Poker is a card game where players compete to form a winning hand based on the rank of their cards and to win the pot at the end of each betting round. Each player contributes to the pot by placing chips (representing money) in a circle around the table. The first player to act places his/her bet and the rest of the players must call, raise or fold their hands.
One of the most important skills required to excel at poker is the ability to concentrate. Poker requires a lot of attention to detail and it is easy for players to become easily distracted by outside factors. Being able to pay close attention to the game allows players to notice tells, changes in their opponents’ body language and other minute details that can make a difference. This level of concentration can be difficult to master and is a vital component of becoming a successful poker player.

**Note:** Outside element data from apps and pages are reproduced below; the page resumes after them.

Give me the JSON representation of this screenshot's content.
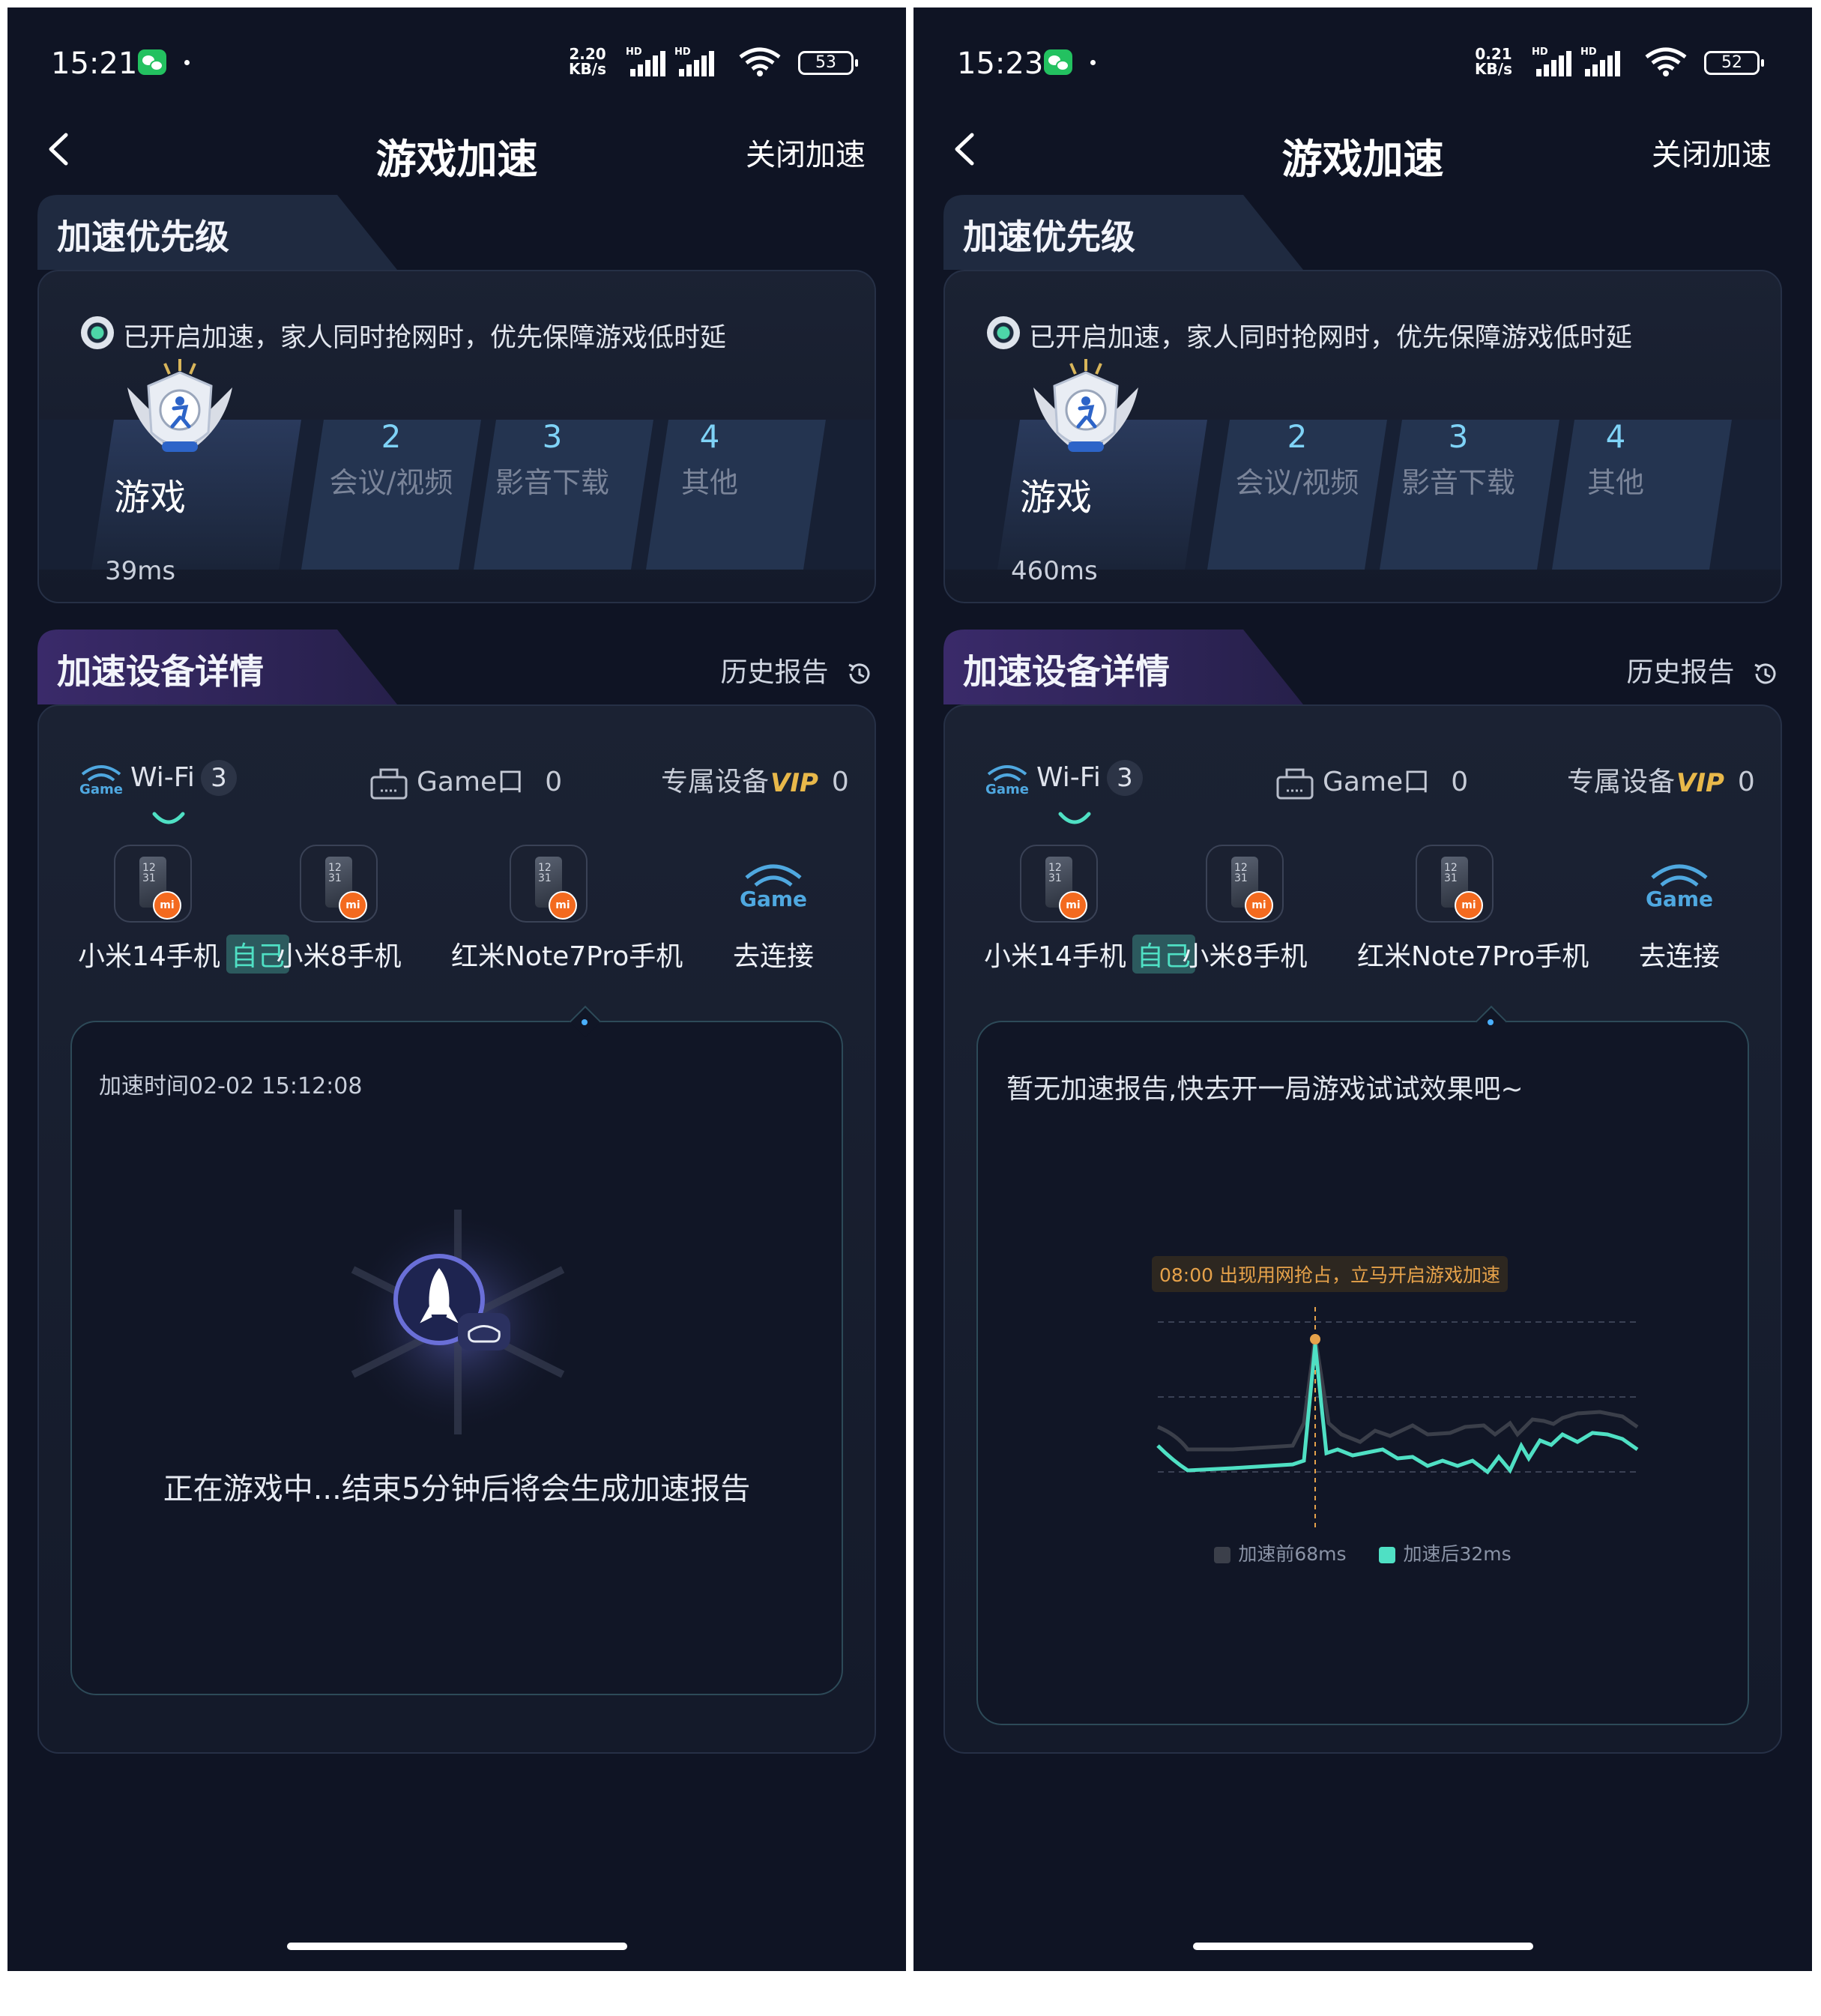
{
  "left": {
    "status": {
      "time": "15:21",
      "netspeed_value": "2.20",
      "netspeed_unit": "KB/s",
      "battery": "53"
    },
    "nav": {
      "title": "游戏加速",
      "close": "关闭加速"
    },
    "priority": {
      "heading": "加速优先级",
      "hint": "已开启加速，家人同时抢网时，优先保障游戏低时延",
      "active": "游戏",
      "latency": "39ms",
      "levels": [
        {
          "num": "2",
          "name": "会议/视频"
        },
        {
          "num": "3",
          "name": "影音下载"
        },
        {
          "num": "4",
          "name": "其他"
        }
      ]
    },
    "detail": {
      "heading": "加速设备详情",
      "history": "历史报告",
      "filters": {
        "wifi_label": "Wi-Fi",
        "wifi_count": "3",
        "game_label": "Game口",
        "game_count": "0",
        "vip_label": "专属设备",
        "vip_badge": "VIP",
        "vip_count": "0"
      },
      "devices": [
        {
          "name": "小米14手机",
          "tag": "自己"
        },
        {
          "name": "小米8手机"
        },
        {
          "name": "红米Note7Pro手机"
        }
      ],
      "connect": "去连接",
      "report": {
        "time": "加速时间02-02 15:12:08",
        "message": "正在游戏中...结束5分钟后将会生成加速报告"
      }
    }
  },
  "right": {
    "status": {
      "time": "15:23",
      "netspeed_value": "0.21",
      "netspeed_unit": "KB/s",
      "battery": "52"
    },
    "nav": {
      "title": "游戏加速",
      "close": "关闭加速"
    },
    "priority": {
      "heading": "加速优先级",
      "hint": "已开启加速，家人同时抢网时，优先保障游戏低时延",
      "active": "游戏",
      "latency": "460ms",
      "levels": [
        {
          "num": "2",
          "name": "会议/视频"
        },
        {
          "num": "3",
          "name": "影音下载"
        },
        {
          "num": "4",
          "name": "其他"
        }
      ]
    },
    "detail": {
      "heading": "加速设备详情",
      "history": "历史报告",
      "filters": {
        "wifi_label": "Wi-Fi",
        "wifi_count": "3",
        "game_label": "Game口",
        "game_count": "0",
        "vip_label": "专属设备",
        "vip_badge": "VIP",
        "vip_count": "0"
      },
      "devices": [
        {
          "name": "小米14手机",
          "tag": "自己"
        },
        {
          "name": "小米8手机"
        },
        {
          "name": "红米Note7Pro手机"
        }
      ],
      "connect": "去连接",
      "report": {
        "empty": "暂无加速报告,快去开一局游戏试试效果吧~",
        "note": "08:00 出现用网抢占，立马开启游戏加速",
        "legend_before": "加速前68ms",
        "legend_after": "加速后32ms"
      }
    }
  },
  "colors": {
    "background": "#0f1424",
    "accent": "#4fe0c4",
    "before_line": "#3b3f4a",
    "after_line": "#4fe0c4",
    "highlight": "#e6a24a",
    "mi_orange": "#f36a1f"
  },
  "icons": [
    "back-icon",
    "wechat-icon",
    "signal-icon",
    "wifi-icon",
    "battery-icon",
    "shield-icon",
    "trophy-badge-icon",
    "history-clock-icon",
    "wifi-game-icon",
    "router-icon",
    "phone-icon",
    "mi-logo-icon",
    "rocket-icon",
    "gamepad-icon"
  ]
}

The game of poker also helps players develop discipline. It teaches them to think objectively and to make decisions based on logic instead of emotion. Poker also teaches players to be patient and to wait for the right opportunity to act. These are valuable skills that can be applied to many situations in life, including business and personal relationships.
In addition to the mental benefits, poker can also help people improve their mathematical skills. The game involves a lot of calculations, and players must be able to quickly determine the value of their hands. This will help them in the long run, especially when dealing with complex financial situations.
Another way that poker can help players improve their math skills is by teaching them how to count cards. This can be done by keeping a running total of the cards that have been dealt and the number of remaining cards in each player’s hand. This can be helpful when determining the strength of a hand and it is also useful in making informed betting decisions.
The more a player plays poker, the better they will be at evaluating their own hands and those of their opponents. They will also learn to read their opponents, observing the way they hold their cards and how they move around the table. This will allow them to gain an advantage over their opponents by understanding how they play the game.
There are many different strategies that can be used in poker, and the best ones will be based on experience and extensive study of the game. It is also important for a player to keep up with the latest developments in poker strategy, and to regularly self-examine their game to identify areas where improvement is needed. Some players even go as far as to discuss their play with other experienced players for a more objective look at their own strengths and weaknesses.